#### Aim of the task
Find every line below with the word "Peliwo" in it, and copy each one.

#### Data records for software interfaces
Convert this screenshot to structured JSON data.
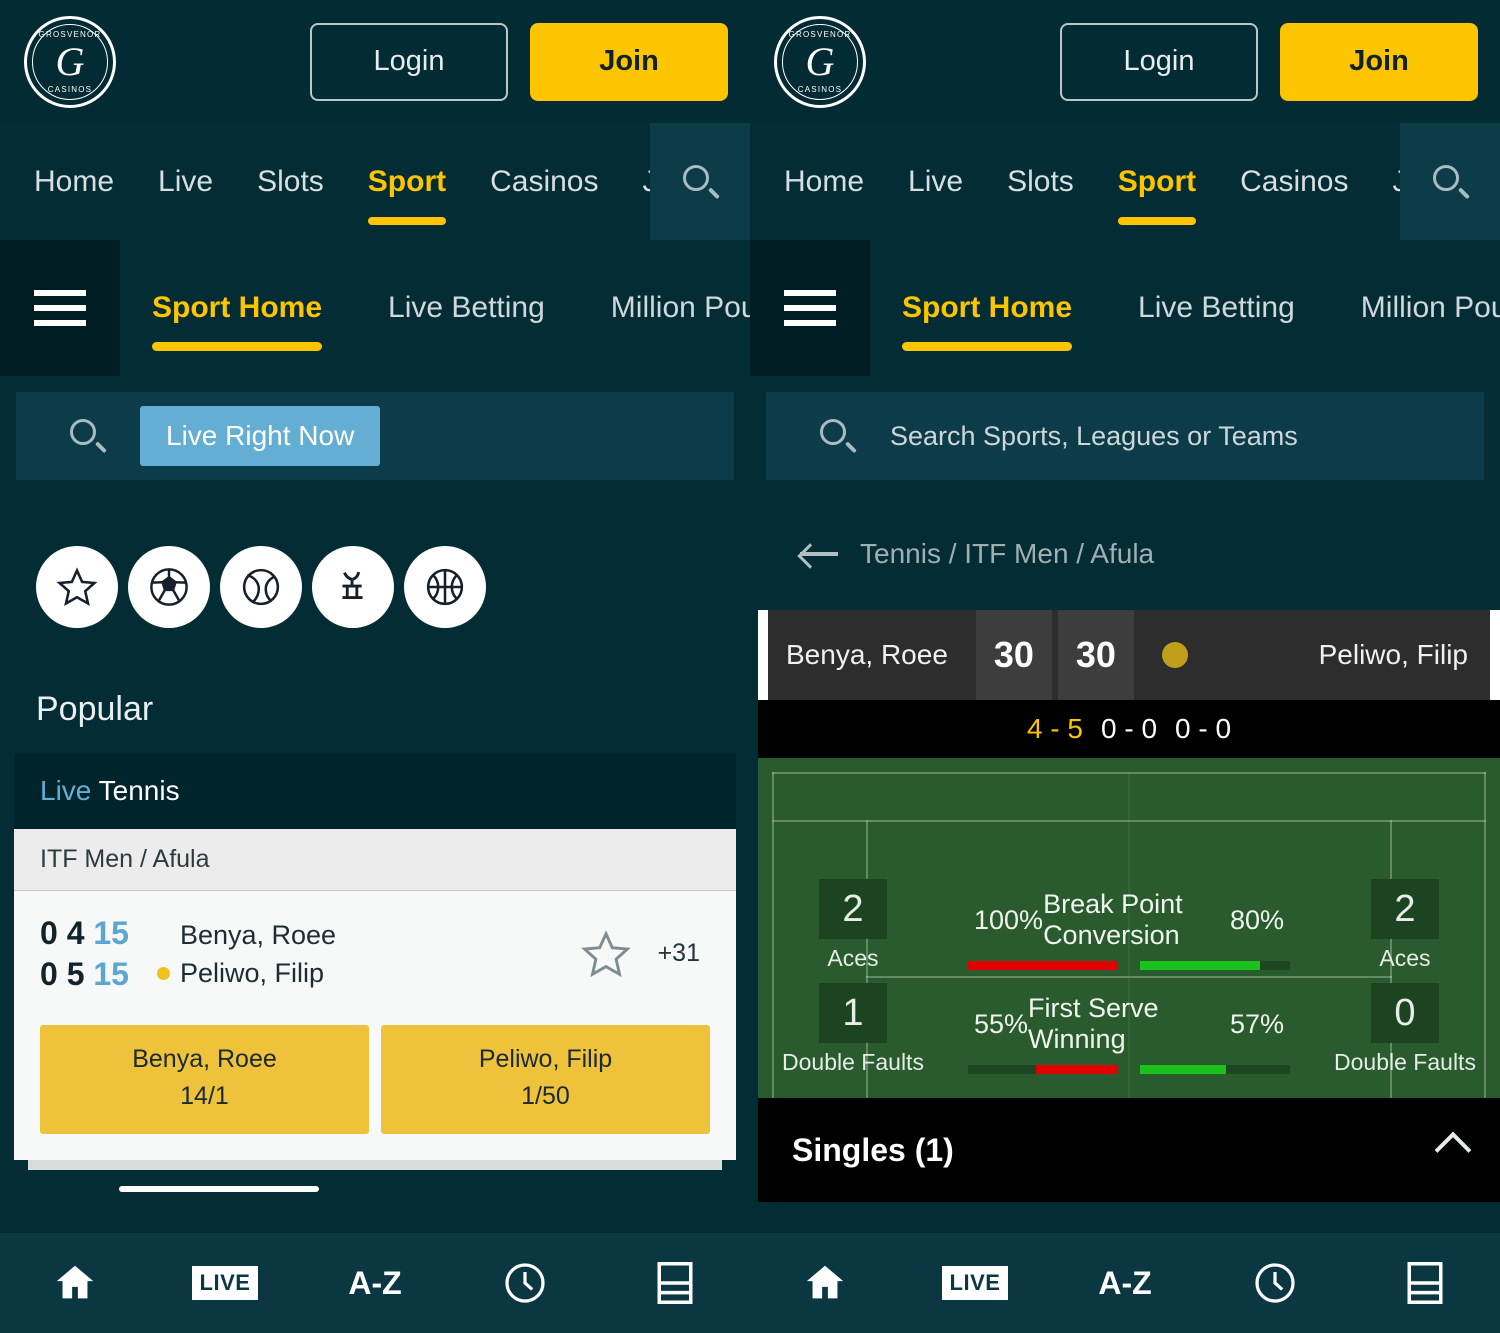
{
  "brand": {
    "logo_top": "GROSVENOR",
    "logo_letter": "G",
    "logo_bottom": "CASINOS",
    "accent_yellow": "#fdc500",
    "accent_blue": "#64aed4",
    "bg_teal": "#032c35"
  },
  "header": {
    "login_label": "Login",
    "join_label": "Join",
    "nav": [
      {
        "label": "Home",
        "active": false
      },
      {
        "label": "Live",
        "active": false
      },
      {
        "label": "Slots",
        "active": false
      },
      {
        "label": "Sport",
        "active": true
      },
      {
        "label": "Casinos",
        "active": false
      },
      {
        "label": "J",
        "active": false
      }
    ],
    "search_icon": "search-icon"
  },
  "subnav": {
    "menu_icon": "hamburger-menu-icon",
    "items": [
      {
        "label": "Sport Home",
        "active": true
      },
      {
        "label": "Live Betting",
        "active": false
      },
      {
        "label": "Million Pou",
        "active": false
      }
    ]
  },
  "left": {
    "search": {
      "icon": "search-icon",
      "chip_label": "Live Right Now"
    },
    "sport_icons": [
      {
        "name": "star-icon"
      },
      {
        "name": "football-icon"
      },
      {
        "name": "tennis-ball-icon"
      },
      {
        "name": "horse-racing-icon"
      },
      {
        "name": "basketball-icon"
      }
    ],
    "popular_title": "Popular",
    "card": {
      "live_label": "Live",
      "sport_label": "Tennis",
      "league": "ITF Men / Afula",
      "rows": [
        {
          "sets": "0",
          "games": "4",
          "points": "15",
          "player": "Benya, Roee",
          "serving": false
        },
        {
          "sets": "0",
          "games": "5",
          "points": "15",
          "player": "Peliwo, Filip",
          "serving": true
        }
      ],
      "favourite_icon": "star-outline-icon",
      "more_markets": "+31",
      "odds": [
        {
          "selection": "Benya, Roee",
          "price": "14/1"
        },
        {
          "selection": "Peliwo, Filip",
          "price": "1/50"
        }
      ]
    }
  },
  "right": {
    "search": {
      "icon": "search-icon",
      "placeholder": "Search Sports, Leagues or Teams"
    },
    "breadcrumb": {
      "back_icon": "back-arrow-icon",
      "path": "Tennis / ITF Men / Afula"
    },
    "scoreboard": {
      "home_player": "Benya, Roee",
      "away_player": "Peliwo, Filip",
      "home_points": "30",
      "away_points": "30",
      "serve_indicator": "serve-dot-icon",
      "sets": [
        {
          "value": "4 - 5",
          "current": true
        },
        {
          "value": "0 - 0",
          "current": false
        },
        {
          "value": "0 - 0",
          "current": false
        }
      ]
    },
    "stats": {
      "rows": [
        {
          "label": "Break Point Conversion",
          "home_pct": "100%",
          "away_pct": "80%",
          "home_fill": 100,
          "away_fill": 80,
          "home_side_value": "2",
          "home_side_caption": "Aces",
          "away_side_value": "2",
          "away_side_caption": "Aces"
        },
        {
          "label": "First Serve Winning",
          "home_pct": "55%",
          "away_pct": "57%",
          "home_fill": 55,
          "away_fill": 57,
          "home_side_value": "1",
          "home_side_caption": "Double Faults",
          "away_side_value": "0",
          "away_side_caption": "Double Faults"
        }
      ]
    },
    "markets": {
      "singles_label": "Singles (1)",
      "collapse_icon": "chevron-up-icon"
    }
  },
  "bottomnav": [
    {
      "name": "home-icon",
      "label": ""
    },
    {
      "name": "live-icon",
      "label": "LIVE"
    },
    {
      "name": "a-to-z-icon",
      "label": "A-Z"
    },
    {
      "name": "clock-icon",
      "label": ""
    },
    {
      "name": "betslip-icon",
      "label": ""
    }
  ]
}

#### Response for this exercise
          "player": "Peliwo, Filip",
          "selection": "Peliwo, Filip",
      "away_player": "Peliwo, Filip",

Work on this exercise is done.